* [WHAT YOU ARE ASKED TO DO] I'd like the number of lines in the material below that include the word "přístup", written with no other text.

━━━━━━━━━━━━━━━━━━━━━━━━━━━━━━

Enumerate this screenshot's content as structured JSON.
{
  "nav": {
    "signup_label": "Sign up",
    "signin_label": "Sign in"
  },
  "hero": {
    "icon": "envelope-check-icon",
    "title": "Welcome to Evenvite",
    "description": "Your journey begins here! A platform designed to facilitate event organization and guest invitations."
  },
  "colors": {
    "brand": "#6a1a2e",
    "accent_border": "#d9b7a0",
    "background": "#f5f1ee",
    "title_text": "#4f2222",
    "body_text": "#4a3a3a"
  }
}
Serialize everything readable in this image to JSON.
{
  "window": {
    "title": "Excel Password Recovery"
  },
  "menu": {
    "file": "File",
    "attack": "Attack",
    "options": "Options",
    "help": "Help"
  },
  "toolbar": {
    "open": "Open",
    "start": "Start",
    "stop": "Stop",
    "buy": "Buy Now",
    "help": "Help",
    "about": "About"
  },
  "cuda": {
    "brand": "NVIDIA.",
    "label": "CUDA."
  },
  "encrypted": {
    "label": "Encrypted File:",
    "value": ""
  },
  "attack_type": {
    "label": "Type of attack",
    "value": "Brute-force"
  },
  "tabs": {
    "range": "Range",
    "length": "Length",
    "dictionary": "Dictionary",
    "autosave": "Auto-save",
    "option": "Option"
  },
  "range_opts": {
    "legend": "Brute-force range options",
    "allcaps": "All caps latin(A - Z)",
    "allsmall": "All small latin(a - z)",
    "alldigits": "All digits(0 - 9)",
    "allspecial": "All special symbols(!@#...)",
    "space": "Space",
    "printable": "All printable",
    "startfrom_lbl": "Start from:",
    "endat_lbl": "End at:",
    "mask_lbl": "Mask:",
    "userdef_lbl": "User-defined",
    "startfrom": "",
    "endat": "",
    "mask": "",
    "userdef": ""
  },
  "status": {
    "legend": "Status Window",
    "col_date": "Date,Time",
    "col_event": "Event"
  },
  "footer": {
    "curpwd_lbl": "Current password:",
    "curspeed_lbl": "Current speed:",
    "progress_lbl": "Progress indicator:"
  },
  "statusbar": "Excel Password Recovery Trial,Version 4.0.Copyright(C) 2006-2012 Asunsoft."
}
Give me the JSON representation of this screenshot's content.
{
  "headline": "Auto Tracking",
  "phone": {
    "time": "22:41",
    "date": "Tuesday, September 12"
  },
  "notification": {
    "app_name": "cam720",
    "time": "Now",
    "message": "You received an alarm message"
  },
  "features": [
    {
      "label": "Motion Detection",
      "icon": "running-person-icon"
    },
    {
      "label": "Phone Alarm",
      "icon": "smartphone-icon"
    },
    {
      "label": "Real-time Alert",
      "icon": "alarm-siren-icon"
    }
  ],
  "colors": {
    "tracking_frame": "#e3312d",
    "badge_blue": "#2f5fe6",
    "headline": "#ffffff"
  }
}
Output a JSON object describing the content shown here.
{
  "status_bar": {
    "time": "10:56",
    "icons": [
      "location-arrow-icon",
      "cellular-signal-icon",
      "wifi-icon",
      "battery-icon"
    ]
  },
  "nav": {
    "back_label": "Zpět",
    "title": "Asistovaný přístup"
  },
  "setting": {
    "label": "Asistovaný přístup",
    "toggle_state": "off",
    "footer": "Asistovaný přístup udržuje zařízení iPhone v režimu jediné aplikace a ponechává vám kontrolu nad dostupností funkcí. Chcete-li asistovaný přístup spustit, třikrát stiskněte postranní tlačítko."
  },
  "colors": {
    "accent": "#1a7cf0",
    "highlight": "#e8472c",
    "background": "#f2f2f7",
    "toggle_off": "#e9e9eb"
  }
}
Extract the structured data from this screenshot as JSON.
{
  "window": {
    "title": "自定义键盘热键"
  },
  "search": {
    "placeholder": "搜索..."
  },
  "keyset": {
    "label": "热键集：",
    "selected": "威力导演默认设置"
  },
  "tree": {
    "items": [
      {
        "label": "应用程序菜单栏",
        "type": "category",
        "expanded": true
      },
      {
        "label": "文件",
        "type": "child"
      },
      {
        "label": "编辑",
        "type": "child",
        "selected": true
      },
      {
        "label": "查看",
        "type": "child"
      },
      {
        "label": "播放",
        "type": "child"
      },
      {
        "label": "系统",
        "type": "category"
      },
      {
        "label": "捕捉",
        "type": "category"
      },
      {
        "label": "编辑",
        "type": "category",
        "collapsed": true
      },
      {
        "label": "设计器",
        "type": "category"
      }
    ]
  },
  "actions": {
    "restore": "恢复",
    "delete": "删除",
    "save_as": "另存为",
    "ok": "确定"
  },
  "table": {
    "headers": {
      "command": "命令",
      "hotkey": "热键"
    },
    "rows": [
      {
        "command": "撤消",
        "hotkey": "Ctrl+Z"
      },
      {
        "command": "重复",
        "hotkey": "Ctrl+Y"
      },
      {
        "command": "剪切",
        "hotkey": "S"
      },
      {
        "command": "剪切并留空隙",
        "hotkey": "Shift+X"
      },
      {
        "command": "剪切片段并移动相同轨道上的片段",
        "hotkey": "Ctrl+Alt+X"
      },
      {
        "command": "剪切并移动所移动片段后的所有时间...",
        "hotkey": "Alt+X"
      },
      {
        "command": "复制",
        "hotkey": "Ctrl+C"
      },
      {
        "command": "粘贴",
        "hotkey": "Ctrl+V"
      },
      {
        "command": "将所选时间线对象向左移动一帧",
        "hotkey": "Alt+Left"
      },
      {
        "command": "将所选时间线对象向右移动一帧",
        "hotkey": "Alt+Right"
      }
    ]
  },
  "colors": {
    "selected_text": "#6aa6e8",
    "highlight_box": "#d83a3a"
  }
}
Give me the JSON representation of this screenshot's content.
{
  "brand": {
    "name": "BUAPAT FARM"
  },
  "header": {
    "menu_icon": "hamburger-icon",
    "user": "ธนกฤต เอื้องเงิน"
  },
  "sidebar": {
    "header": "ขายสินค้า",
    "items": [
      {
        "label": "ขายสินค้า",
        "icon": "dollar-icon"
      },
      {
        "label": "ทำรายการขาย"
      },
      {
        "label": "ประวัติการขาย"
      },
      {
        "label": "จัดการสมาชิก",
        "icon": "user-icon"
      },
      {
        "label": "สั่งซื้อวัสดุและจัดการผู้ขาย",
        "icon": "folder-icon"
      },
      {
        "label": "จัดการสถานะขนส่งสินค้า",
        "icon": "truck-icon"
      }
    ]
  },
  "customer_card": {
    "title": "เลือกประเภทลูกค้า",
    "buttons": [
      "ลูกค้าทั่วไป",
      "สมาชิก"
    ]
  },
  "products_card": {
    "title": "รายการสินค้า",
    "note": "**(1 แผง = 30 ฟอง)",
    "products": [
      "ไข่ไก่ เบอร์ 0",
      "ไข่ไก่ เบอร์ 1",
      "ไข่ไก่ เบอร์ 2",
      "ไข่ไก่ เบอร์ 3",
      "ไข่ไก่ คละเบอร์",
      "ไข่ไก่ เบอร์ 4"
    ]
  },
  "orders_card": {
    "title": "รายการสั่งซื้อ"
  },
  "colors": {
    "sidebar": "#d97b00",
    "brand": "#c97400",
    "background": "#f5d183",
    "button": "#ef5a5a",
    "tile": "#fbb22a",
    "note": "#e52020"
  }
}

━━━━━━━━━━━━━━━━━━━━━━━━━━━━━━

* [ANSWER FOR THE TASK] 3